To the extent that any vehicle can be said to embody the spirit and optimism of a nation, the Ford Model T did. Produced between 1908 and 1927, the “Tin Lizzie” was both a literal and figurative representation of American mechanization and expansion.
By the time Donald Trump had stamped the White House with his personal brand, the New York real-estate mogul had lent his name to a number of products and services. Numbering among the many short-lived Trump-branded commodities are mail-order steaks (2007), vodka (2006), and a board game (1989).
Culinary mashups are hot right now. Chicken and waffles, that time-tested soul-food classic, is now so Twitter-active that even KFC has gotten in on the deal. As a vegetarian, I have never indulged in the savory crispy/maple-y buttery promise of chicken and waffles, but I have good things to say about the improbable pairing of peanut butter and pickle relish. Really.
Between 2007 and 2009, commercial-truck manufacturer Sterling sold a rebadged Dodge Ram chassis cab as the Bullet.
That, in a nutshell, answers the question: What was the Sterling Bullet? But the story gets so much more interesting from there…
If you’re roughly my age—let’s say five decades into this whole life process—you’ve seen a fair number of automobile brands fade into the sunset.
I was probably most impacted by the demise of Pontiac, but I remember feeling a twinge of sadness at the deaths of AMC, Mercury, Oldsmobile, Plymouth, and—no kidding—Checker.
The Chevrolet Vega was meant to be a technical and efficiency tour de force. The good-looking, lightweight little car featured a number of cutting-edge features, and was positioned to prove that the Bow-Tie Brand—and on a broader scale General Motors—was in a position to take on the low-cost and fuel-efficient imports that were starting to show up in dealerships at the beginning of the Seventies.

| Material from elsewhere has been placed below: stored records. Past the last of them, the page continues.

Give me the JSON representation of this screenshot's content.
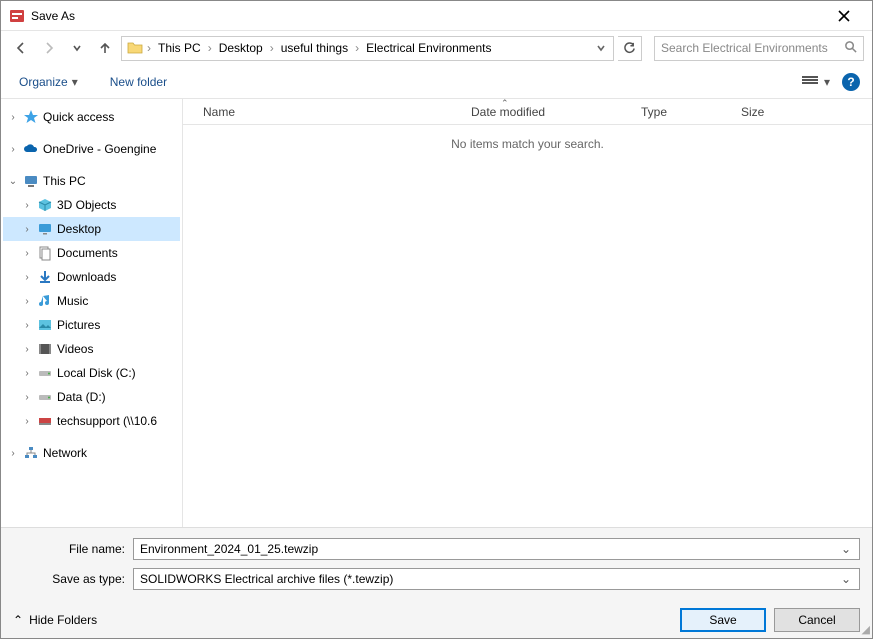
{
  "title": "Save As",
  "breadcrumb": [
    "This PC",
    "Desktop",
    "useful things",
    "Electrical Environments"
  ],
  "search_placeholder": "Search Electrical Environments",
  "toolbar": {
    "organize": "Organize",
    "new_folder": "New folder"
  },
  "columns": {
    "name": "Name",
    "date": "Date modified",
    "type": "Type",
    "size": "Size"
  },
  "empty_msg": "No items match your search.",
  "tree": {
    "quick_access": "Quick access",
    "onedrive": "OneDrive - Goengine",
    "this_pc": "This PC",
    "children": {
      "objects3d": "3D Objects",
      "desktop": "Desktop",
      "documents": "Documents",
      "downloads": "Downloads",
      "music": "Music",
      "pictures": "Pictures",
      "videos": "Videos",
      "localc": "Local Disk (C:)",
      "datad": "Data (D:)",
      "tech": "techsupport (\\\\10.6"
    },
    "network": "Network"
  },
  "form": {
    "filename_label": "File name:",
    "filename_value": "Environment_2024_01_25.tewzip",
    "type_label": "Save as type:",
    "type_value": "SOLIDWORKS Electrical archive files (*.tewzip)"
  },
  "buttons": {
    "hide_folders": "Hide Folders",
    "save": "Save",
    "cancel": "Cancel"
  }
}
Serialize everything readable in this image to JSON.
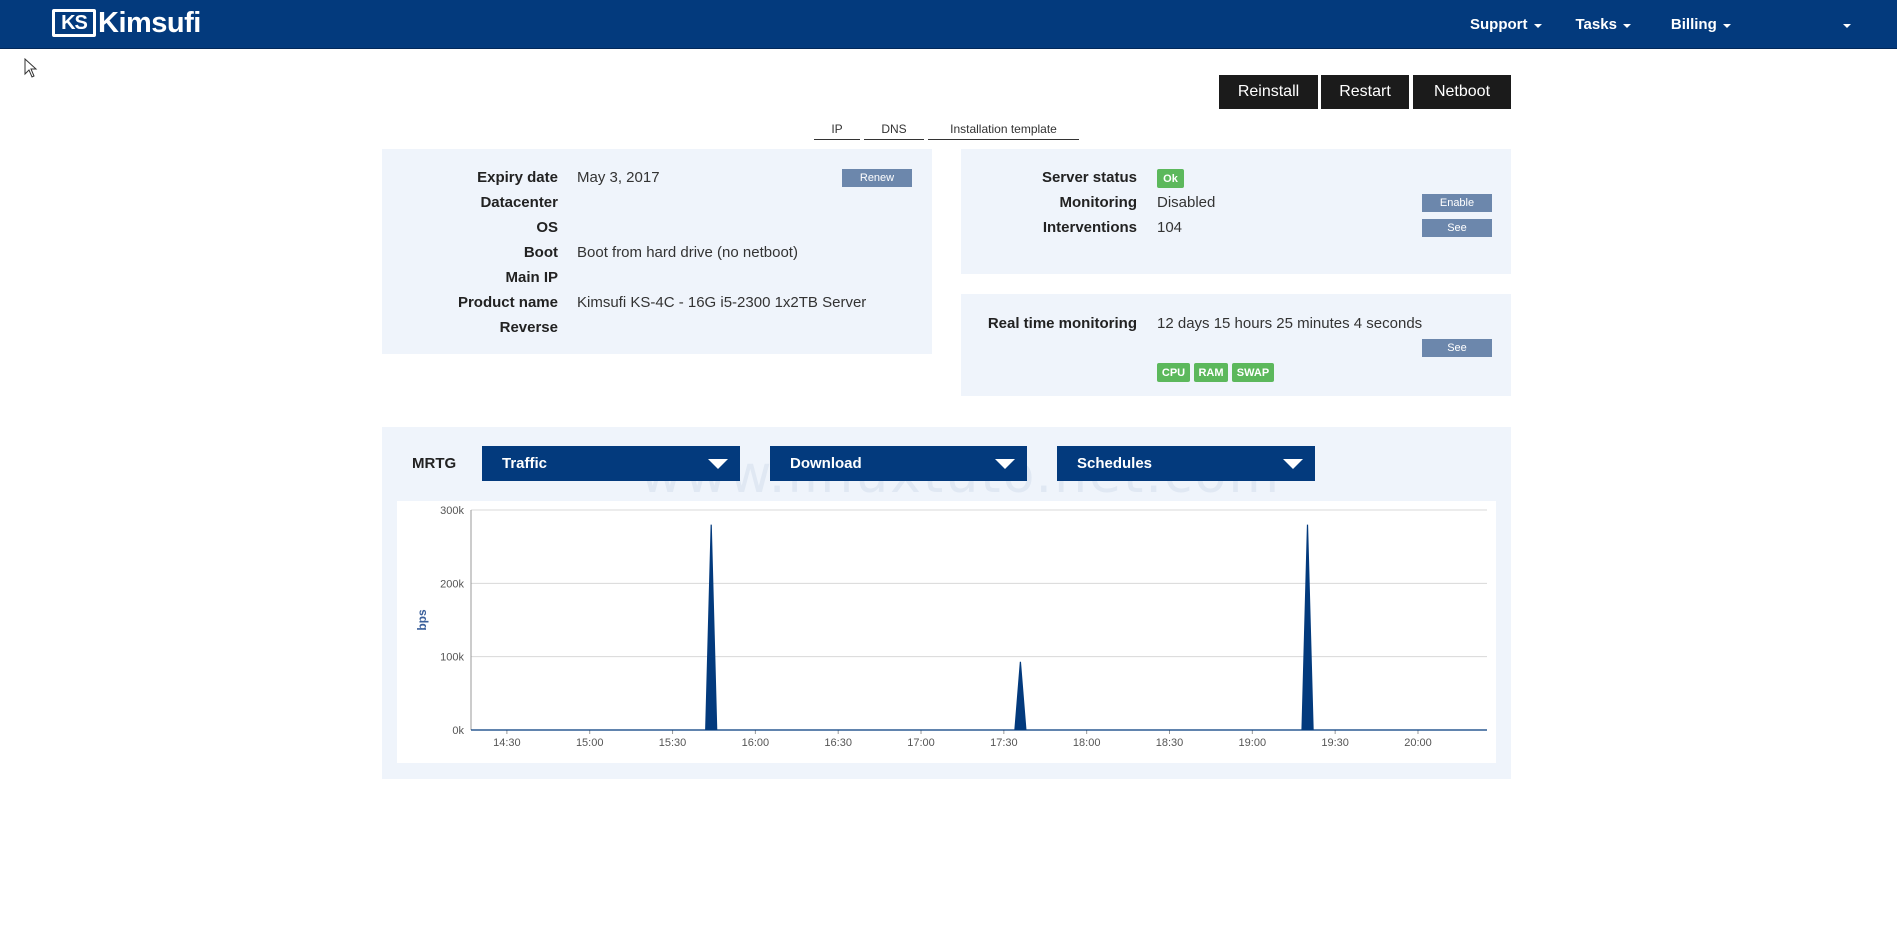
{
  "nav": {
    "logo_mark": "KS",
    "logo_text": "Kimsufi",
    "items": [
      {
        "label": "Support"
      },
      {
        "label": "Tasks"
      },
      {
        "label": "Billing"
      }
    ]
  },
  "actions": {
    "reinstall": "Reinstall",
    "restart": "Restart",
    "netboot": "Netboot"
  },
  "tabs": [
    "IP",
    "DNS",
    "Installation template"
  ],
  "server_info": {
    "expiry_label": "Expiry date",
    "expiry_value": "May 3, 2017",
    "renew_button": "Renew",
    "datacenter_label": "Datacenter",
    "os_label": "OS",
    "boot_label": "Boot",
    "boot_value": "Boot from hard drive (no netboot)",
    "main_ip_label": "Main IP",
    "product_label": "Product name",
    "product_value": "Kimsufi KS-4C - 16G i5-2300 1x2TB Server",
    "reverse_label": "Reverse"
  },
  "status": {
    "server_status_label": "Server status",
    "server_status_badge": "Ok",
    "monitoring_label": "Monitoring",
    "monitoring_value": "Disabled",
    "enable_button": "Enable",
    "interventions_label": "Interventions",
    "interventions_value": "104",
    "see_button": "See"
  },
  "realtime": {
    "label": "Real time monitoring",
    "value": "12 days 15 hours 25 minutes 4 seconds",
    "see_button": "See",
    "badges": [
      "CPU",
      "RAM",
      "SWAP"
    ]
  },
  "mrtg": {
    "label": "MRTG",
    "selects": [
      "Traffic",
      "Download",
      "Schedules"
    ],
    "watermark": "www.linuxtuto.net.com"
  },
  "chart_data": {
    "type": "area",
    "title": "",
    "xlabel": "",
    "ylabel": "bps",
    "ylim": [
      0,
      300000
    ],
    "y_ticks": [
      "0k",
      "100k",
      "200k",
      "300k"
    ],
    "x_ticks": [
      "14:30",
      "15:00",
      "15:30",
      "16:00",
      "16:30",
      "17:00",
      "17:30",
      "18:00",
      "18:30",
      "19:00",
      "19:30",
      "20:00"
    ],
    "x_range": [
      "14:17",
      "20:25"
    ],
    "color": "#033a7d",
    "grid": true,
    "series": [
      {
        "points": [
          {
            "t": "14:17",
            "v": 0
          },
          {
            "t": "15:42",
            "v": 0
          },
          {
            "t": "15:44",
            "v": 280000
          },
          {
            "t": "15:46",
            "v": 0
          },
          {
            "t": "17:34",
            "v": 0
          },
          {
            "t": "17:36",
            "v": 93000
          },
          {
            "t": "17:38",
            "v": 0
          },
          {
            "t": "19:18",
            "v": 0
          },
          {
            "t": "19:20",
            "v": 280000
          },
          {
            "t": "19:22",
            "v": 0
          },
          {
            "t": "20:25",
            "v": 0
          }
        ]
      }
    ]
  }
}
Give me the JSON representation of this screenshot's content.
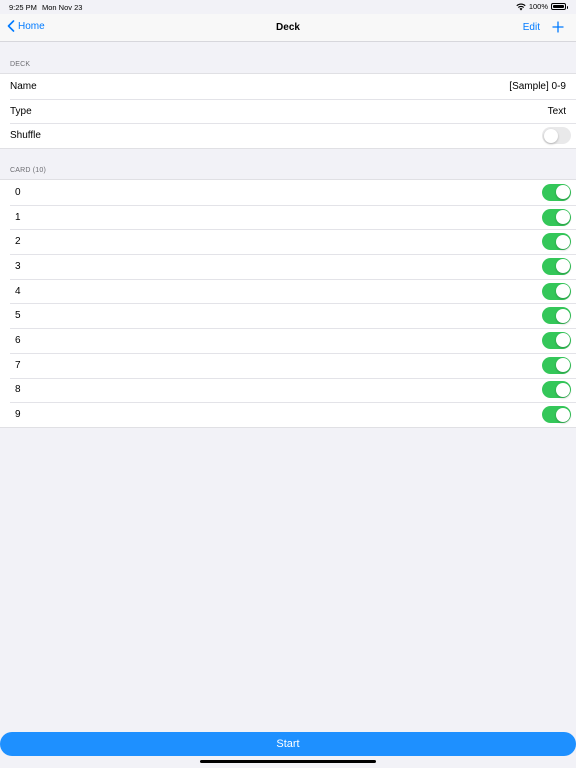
{
  "status_bar": {
    "time": "9:25 PM",
    "date": "Mon Nov 23",
    "battery": "100%"
  },
  "nav": {
    "back_label": "Home",
    "title": "Deck",
    "edit_label": "Edit"
  },
  "deck_section": {
    "header": "DECK",
    "name_label": "Name",
    "name_value": "[Sample] 0-9",
    "type_label": "Type",
    "type_value": "Text",
    "shuffle_label": "Shuffle",
    "shuffle_on": false
  },
  "card_section": {
    "header": "CARD (10)",
    "cards": [
      {
        "label": "0",
        "on": true
      },
      {
        "label": "1",
        "on": true
      },
      {
        "label": "2",
        "on": true
      },
      {
        "label": "3",
        "on": true
      },
      {
        "label": "4",
        "on": true
      },
      {
        "label": "5",
        "on": true
      },
      {
        "label": "6",
        "on": true
      },
      {
        "label": "7",
        "on": true
      },
      {
        "label": "8",
        "on": true
      },
      {
        "label": "9",
        "on": true
      }
    ]
  },
  "start_label": "Start",
  "colors": {
    "accent": "#007aff",
    "toggle_on": "#34c759",
    "start_button": "#1e90ff"
  },
  "icons": {
    "back": "chevron-left-icon",
    "add": "plus-icon",
    "wifi": "wifi-icon",
    "battery": "battery-icon"
  }
}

Pontiac of Canada was well known for selling gently tweaked variations of Chevy products for exclusive distribution north of the border. The 1976-1987 Pontiac Acadian for example, was actually a retrimmed Chevrolet Chevette.
It wasn’t a dream. You didn’t imagine it either—there really was a GMC SUV equipped with a retractable roof. To the uninitiated, that might not sound too odd, except that the roof didn’t retract back from over the passengers, sunroof style; it pulled into the center of the vehicle from over the cargo hold, creating what more or less amounted to a handy pickup bed.
Most Americans know Pierre Cardin as a purveyor of luxury designer clothing, but how many of us recall the fashion maestro’s foray into the automotive realm?
For many car enthusiasts, the most memorable (and cringe-inducing) element of the 1971 cult-classic movie Harold and Maude is the conversion of a Jaguar E-Type roadster into a hearse. Harold and Maude is the offbeat story of a death-obsessed young man, Harold (Bud Cort), who falls in love with a free-spirited elderly woman, Maude (Ruth Gordon). Harold and Maude was an early work by acclaimed director Hal Ashby, who would go on to direct such films as The Last Detail, Coming Home, Shampoo, and Being There.